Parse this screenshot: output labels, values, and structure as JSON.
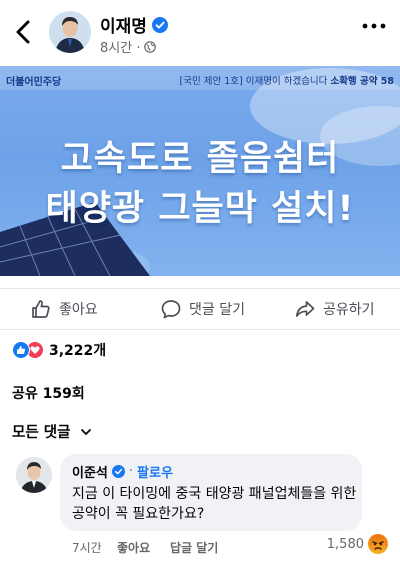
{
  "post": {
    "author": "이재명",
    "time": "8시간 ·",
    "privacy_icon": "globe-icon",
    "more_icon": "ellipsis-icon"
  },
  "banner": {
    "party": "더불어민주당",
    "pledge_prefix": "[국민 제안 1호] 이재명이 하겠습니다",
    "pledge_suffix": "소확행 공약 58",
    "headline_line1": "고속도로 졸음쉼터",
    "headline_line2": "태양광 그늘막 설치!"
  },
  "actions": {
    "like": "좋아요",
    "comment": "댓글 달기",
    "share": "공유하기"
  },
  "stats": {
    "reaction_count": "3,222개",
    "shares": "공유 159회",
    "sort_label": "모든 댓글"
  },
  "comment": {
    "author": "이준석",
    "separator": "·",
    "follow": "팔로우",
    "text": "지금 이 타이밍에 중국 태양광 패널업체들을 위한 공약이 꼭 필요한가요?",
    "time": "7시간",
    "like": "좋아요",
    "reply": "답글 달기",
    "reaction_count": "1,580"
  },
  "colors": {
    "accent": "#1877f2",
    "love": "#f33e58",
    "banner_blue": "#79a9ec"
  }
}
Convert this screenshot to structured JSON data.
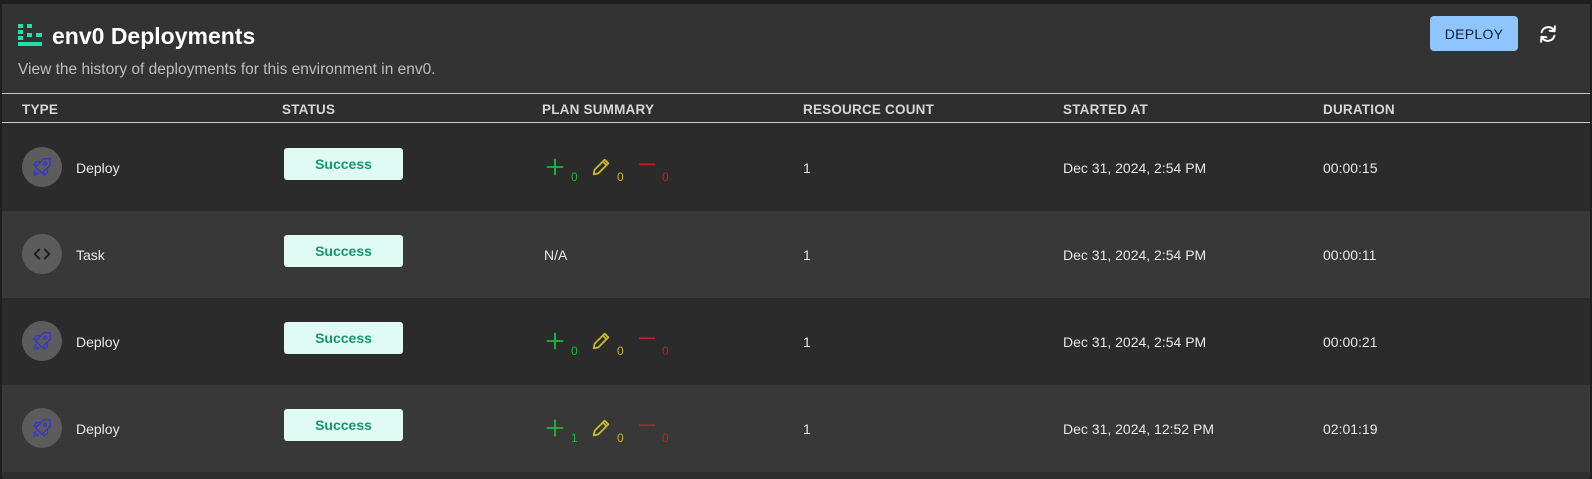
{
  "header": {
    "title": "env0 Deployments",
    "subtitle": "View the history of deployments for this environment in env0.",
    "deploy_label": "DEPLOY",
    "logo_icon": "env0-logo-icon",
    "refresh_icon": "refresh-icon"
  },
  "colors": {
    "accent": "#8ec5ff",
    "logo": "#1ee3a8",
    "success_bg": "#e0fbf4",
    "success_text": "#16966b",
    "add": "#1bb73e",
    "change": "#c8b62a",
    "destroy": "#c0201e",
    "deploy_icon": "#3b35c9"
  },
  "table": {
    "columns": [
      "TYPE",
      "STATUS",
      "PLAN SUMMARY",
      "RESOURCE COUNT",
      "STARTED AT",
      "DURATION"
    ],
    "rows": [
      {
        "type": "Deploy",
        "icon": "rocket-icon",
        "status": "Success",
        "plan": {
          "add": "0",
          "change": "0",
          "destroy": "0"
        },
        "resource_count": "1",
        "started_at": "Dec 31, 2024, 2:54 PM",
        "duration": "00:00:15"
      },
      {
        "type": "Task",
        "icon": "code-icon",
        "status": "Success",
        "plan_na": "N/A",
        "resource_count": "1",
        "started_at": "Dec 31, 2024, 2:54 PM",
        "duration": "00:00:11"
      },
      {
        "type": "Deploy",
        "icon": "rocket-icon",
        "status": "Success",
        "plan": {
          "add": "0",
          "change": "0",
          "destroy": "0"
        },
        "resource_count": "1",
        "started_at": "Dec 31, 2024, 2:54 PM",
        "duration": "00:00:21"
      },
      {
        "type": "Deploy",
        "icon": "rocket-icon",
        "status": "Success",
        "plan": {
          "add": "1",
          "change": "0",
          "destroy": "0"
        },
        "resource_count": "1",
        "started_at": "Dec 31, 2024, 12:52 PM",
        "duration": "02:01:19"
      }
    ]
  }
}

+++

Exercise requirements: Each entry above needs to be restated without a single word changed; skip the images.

Output of the exercise:
Parse this screenshot: output labels, values, and structure as JSON.
{
  "post": {
    "author": "이재명",
    "time": "8시간 ·",
    "privacy_icon": "globe-icon",
    "more_icon": "ellipsis-icon"
  },
  "banner": {
    "party": "더불어민주당",
    "pledge_prefix": "[국민 제안 1호] 이재명이 하겠습니다",
    "pledge_suffix": "소확행 공약 58",
    "headline_line1": "고속도로 졸음쉼터",
    "headline_line2": "태양광 그늘막 설치!"
  },
  "actions": {
    "like": "좋아요",
    "comment": "댓글 달기",
    "share": "공유하기"
  },
  "stats": {
    "reaction_count": "3,222개",
    "shares": "공유 159회",
    "sort_label": "모든 댓글"
  },
  "comment": {
    "author": "이준석",
    "separator": "·",
    "follow": "팔로우",
    "text": "지금 이 타이밍에 중국 태양광 패널업체들을 위한 공약이 꼭 필요한가요?",
    "time": "7시간",
    "like": "좋아요",
    "reply": "답글 달기",
    "reaction_count": "1,580"
  },
  "colors": {
    "accent": "#1877f2",
    "love": "#f33e58",
    "banner_blue": "#79a9ec"
  }
}
Convert this screenshot to structured JSON data.
{
  "header": {
    "title": "env0 Deployments",
    "subtitle": "View the history of deployments for this environment in env0.",
    "deploy_label": "DEPLOY",
    "logo_icon": "env0-logo-icon",
    "refresh_icon": "refresh-icon"
  },
  "colors": {
    "accent": "#8ec5ff",
    "logo": "#1ee3a8",
    "success_bg": "#e0fbf4",
    "success_text": "#16966b",
    "add": "#1bb73e",
    "change": "#c8b62a",
    "destroy": "#c0201e",
    "deploy_icon": "#3b35c9"
  },
  "table": {
    "columns": [
      "TYPE",
      "STATUS",
      "PLAN SUMMARY",
      "RESOURCE COUNT",
      "STARTED AT",
      "DURATION"
    ],
    "rows": [
      {
        "type": "Deploy",
        "icon": "rocket-icon",
        "status": "Success",
        "plan": {
          "add": "0",
          "change": "0",
          "destroy": "0"
        },
        "resource_count": "1",
        "started_at": "Dec 31, 2024, 2:54 PM",
        "duration": "00:00:15"
      },
      {
        "type": "Task",
        "icon": "code-icon",
        "status": "Success",
        "plan_na": "N/A",
        "resource_count": "1",
        "started_at": "Dec 31, 2024, 2:54 PM",
        "duration": "00:00:11"
      },
      {
        "type": "Deploy",
        "icon": "rocket-icon",
        "status": "Success",
        "plan": {
          "add": "0",
          "change": "0",
          "destroy": "0"
        },
        "resource_count": "1",
        "started_at": "Dec 31, 2024, 2:54 PM",
        "duration": "00:00:21"
      },
      {
        "type": "Deploy",
        "icon": "rocket-icon",
        "status": "Success",
        "plan": {
          "add": "1",
          "change": "0",
          "destroy": "0"
        },
        "resource_count": "1",
        "started_at": "Dec 31, 2024, 12:52 PM",
        "duration": "02:01:19"
      }
    ]
  }
}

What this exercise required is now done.